West Seneca East’s Vincent Pagliaccio and West Seneca West’s Zachary Walters recently put the finishing touches on their respective winter sports seasons by competing in this past weekend’s indoor track and boys swimming state championship meets.,After winning the 1,000-meter race at the Section VI Championships at Houghton College on Feb. 21 with a season-best time of 2 minutes, 38.23 seconds, Pagliaccio, a junior, went on to place 15th at the state indoor track championships at Ocean Breeze Athletic Complex in Staten Island.,“With Vinny coming off of a state meet cross country season and the addition of coach Kevin Arnold to the West Seneca East staff, it was the perfect combination for an outstanding winter season,” head indoor track coach Mike Schermerhorn said.,Walters, a senior on the combined district boys swimming team, was also unable to match what had been a record-setting effort at sectionals when he got to states, finishing 59th overall among public school competitors with his time of 54.78 seconds in the 100 butterfly.,Walters, who did help all three of the team’s relays earn top-eight finishes at sectionals for the first time since the East and West programs merged, is looking to continue his competitive swimming career at the next level, but Papke said the location where that will happen hasn’t been solidified as of yet.

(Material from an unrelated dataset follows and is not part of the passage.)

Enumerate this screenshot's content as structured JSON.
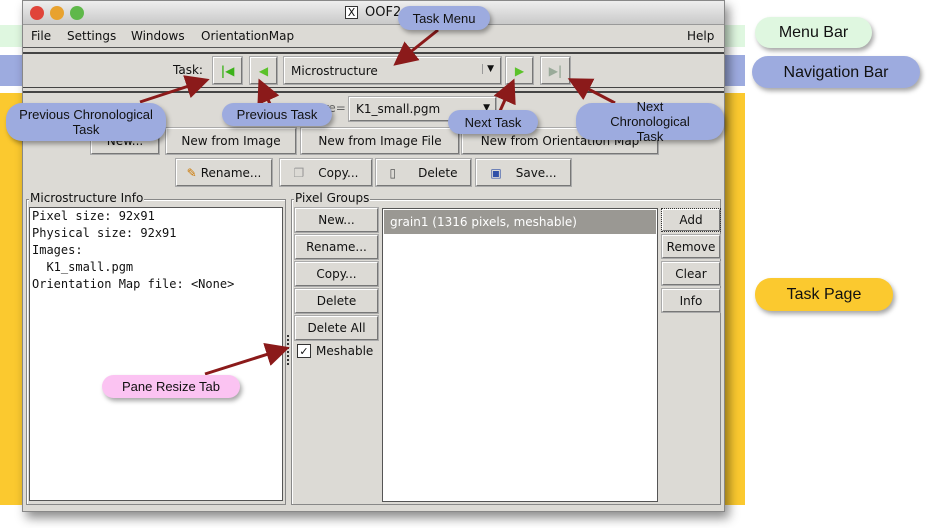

RHINEBECK, N.Y. — District officials are paying close attention to reviews by Section IX that could affect which teams students will be eligible to participate with and the schools Rhinebeck can merge with.,District Athletic Director Steve Boucher said concern has been raised over mergers that have made some teams significantly better.,Boucher said the rules were updated to grant mergers for teams if one district cannot field a full roster but is making an effort to restore or establish the sport.,For sports such as golf and track that have both individual competitions and an overall team result, there would need to be a shortage of players for both districts that would prevent a school from winning the overall competition.,It prohibits the two districts from jointly having mixed squads for events that would involve relays, which Boucher said does unfairly affect athletes who are not part of the full team.

This edition, from Feb. 18, has been made available in archived form …

USC and UCLA: ‘Glory Daze’ read more

Corrections and additions may be emailed to Ryan Njegovan (men’s indoor field) and Jocelyn Ocon (women’s indoor field) were chosen NACC Athletes of the Week.,... North Central’s Andy Hinch (men’s indoor tennis) was named athlete of the week in the CCIW.

TARZANA (CBSLA) – Police were investigating an act of anti-Semitic vandalism at a synagogue in Tarzana Wednesday.,According to the Los Angeles Police Department, the vandalism was reported about 9:55 a.m. Tuesday, the same day it emerged that Turkish flags were hung at two Armenian schools in the San Fernando Valley.,School administrations and local leaders are condemning the acts, affirming it’s disrespectful to victims’ families of the Armenian genocide.,RELATED: Police Investigate Turkish Flags At Armenian Schools

The Turkish Ottoman Empire is blamed for the deaths of more than one million Armenians about a century ago.,Blumenfield said he was awaiting news from the LAPD about the synagogue graffiti and that he and his staff “stand ready to assist if there is anything we can do to help.” read more